#### [Description of the task]
Reproduce every entry exactly.

[Opening Exercise material section]

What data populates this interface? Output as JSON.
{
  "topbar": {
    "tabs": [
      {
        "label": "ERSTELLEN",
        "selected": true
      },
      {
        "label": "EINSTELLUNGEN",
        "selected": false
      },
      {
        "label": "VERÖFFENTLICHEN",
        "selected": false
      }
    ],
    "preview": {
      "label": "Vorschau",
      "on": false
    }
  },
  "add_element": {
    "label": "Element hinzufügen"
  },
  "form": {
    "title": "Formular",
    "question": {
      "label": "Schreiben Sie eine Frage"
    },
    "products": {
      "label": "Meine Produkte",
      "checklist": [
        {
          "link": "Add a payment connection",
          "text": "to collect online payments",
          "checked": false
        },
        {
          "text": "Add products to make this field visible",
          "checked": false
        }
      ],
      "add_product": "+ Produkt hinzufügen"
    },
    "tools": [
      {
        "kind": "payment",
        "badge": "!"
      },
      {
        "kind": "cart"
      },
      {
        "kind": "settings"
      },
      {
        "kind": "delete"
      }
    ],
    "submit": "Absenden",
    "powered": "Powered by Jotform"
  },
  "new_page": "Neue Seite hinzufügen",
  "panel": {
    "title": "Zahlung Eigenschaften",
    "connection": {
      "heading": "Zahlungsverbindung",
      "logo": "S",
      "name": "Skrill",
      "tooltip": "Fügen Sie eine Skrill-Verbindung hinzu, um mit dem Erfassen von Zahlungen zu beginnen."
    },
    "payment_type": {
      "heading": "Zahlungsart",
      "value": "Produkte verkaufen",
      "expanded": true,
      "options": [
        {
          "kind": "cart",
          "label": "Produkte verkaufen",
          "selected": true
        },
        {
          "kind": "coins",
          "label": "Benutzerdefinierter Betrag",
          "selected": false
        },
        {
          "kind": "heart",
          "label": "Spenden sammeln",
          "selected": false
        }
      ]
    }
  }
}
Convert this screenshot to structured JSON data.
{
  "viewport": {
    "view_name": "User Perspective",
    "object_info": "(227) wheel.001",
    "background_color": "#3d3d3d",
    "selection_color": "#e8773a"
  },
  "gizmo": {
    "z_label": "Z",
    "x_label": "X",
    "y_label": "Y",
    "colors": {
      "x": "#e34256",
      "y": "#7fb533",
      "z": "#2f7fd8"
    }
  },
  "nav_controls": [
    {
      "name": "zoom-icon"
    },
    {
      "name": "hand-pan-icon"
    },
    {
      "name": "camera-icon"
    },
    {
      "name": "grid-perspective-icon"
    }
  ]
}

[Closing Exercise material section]

#### [Answer section]
What data populates this interface? Output as JSON.
{
  "topbar": {
    "tabs": [
      {
        "label": "ERSTELLEN",
        "selected": true
      },
      {
        "label": "EINSTELLUNGEN",
        "selected": false
      },
      {
        "label": "VERÖFFENTLICHEN",
        "selected": false
      }
    ],
    "preview": {
      "label": "Vorschau",
      "on": false
    }
  },
  "add_element": {
    "label": "Element hinzufügen"
  },
  "form": {
    "title": "Formular",
    "question": {
      "label": "Schreiben Sie eine Frage"
    },
    "products": {
      "label": "Meine Produkte",
      "checklist": [
        {
          "link": "Add a payment connection",
          "text": "to collect online payments",
          "checked": false
        },
        {
          "text": "Add products to make this field visible",
          "checked": false
        }
      ],
      "add_product": "+ Produkt hinzufügen"
    },
    "tools": [
      {
        "kind": "payment",
        "badge": "!"
      },
      {
        "kind": "cart"
      },
      {
        "kind": "settings"
      },
      {
        "kind": "delete"
      }
    ],
    "submit": "Absenden",
    "powered": "Powered by Jotform"
  },
  "new_page": "Neue Seite hinzufügen",
  "panel": {
    "title": "Zahlung Eigenschaften",
    "connection": {
      "heading": "Zahlungsverbindung",
      "logo": "S",
      "name": "Skrill",
      "tooltip": "Fügen Sie eine Skrill-Verbindung hinzu, um mit dem Erfassen von Zahlungen zu beginnen."
    },
    "payment_type": {
      "heading": "Zahlungsart",
      "value": "Produkte verkaufen",
      "expanded": true,
      "options": [
        {
          "kind": "cart",
          "label": "Produkte verkaufen",
          "selected": true
        },
        {
          "kind": "coins",
          "label": "Benutzerdefinierter Betrag",
          "selected": false
        },
        {
          "kind": "heart",
          "label": "Spenden sammeln",
          "selected": false
        }
      ]
    }
  }
}
Convert this screenshot to structured JSON data.
{
  "viewport": {
    "view_name": "User Perspective",
    "object_info": "(227) wheel.001",
    "background_color": "#3d3d3d",
    "selection_color": "#e8773a"
  },
  "gizmo": {
    "z_label": "Z",
    "x_label": "X",
    "y_label": "Y",
    "colors": {
      "x": "#e34256",
      "y": "#7fb533",
      "z": "#2f7fd8"
    }
  },
  "nav_controls": [
    {
      "name": "zoom-icon"
    },
    {
      "name": "hand-pan-icon"
    },
    {
      "name": "camera-icon"
    },
    {
      "name": "grid-perspective-icon"
    }
  ]
}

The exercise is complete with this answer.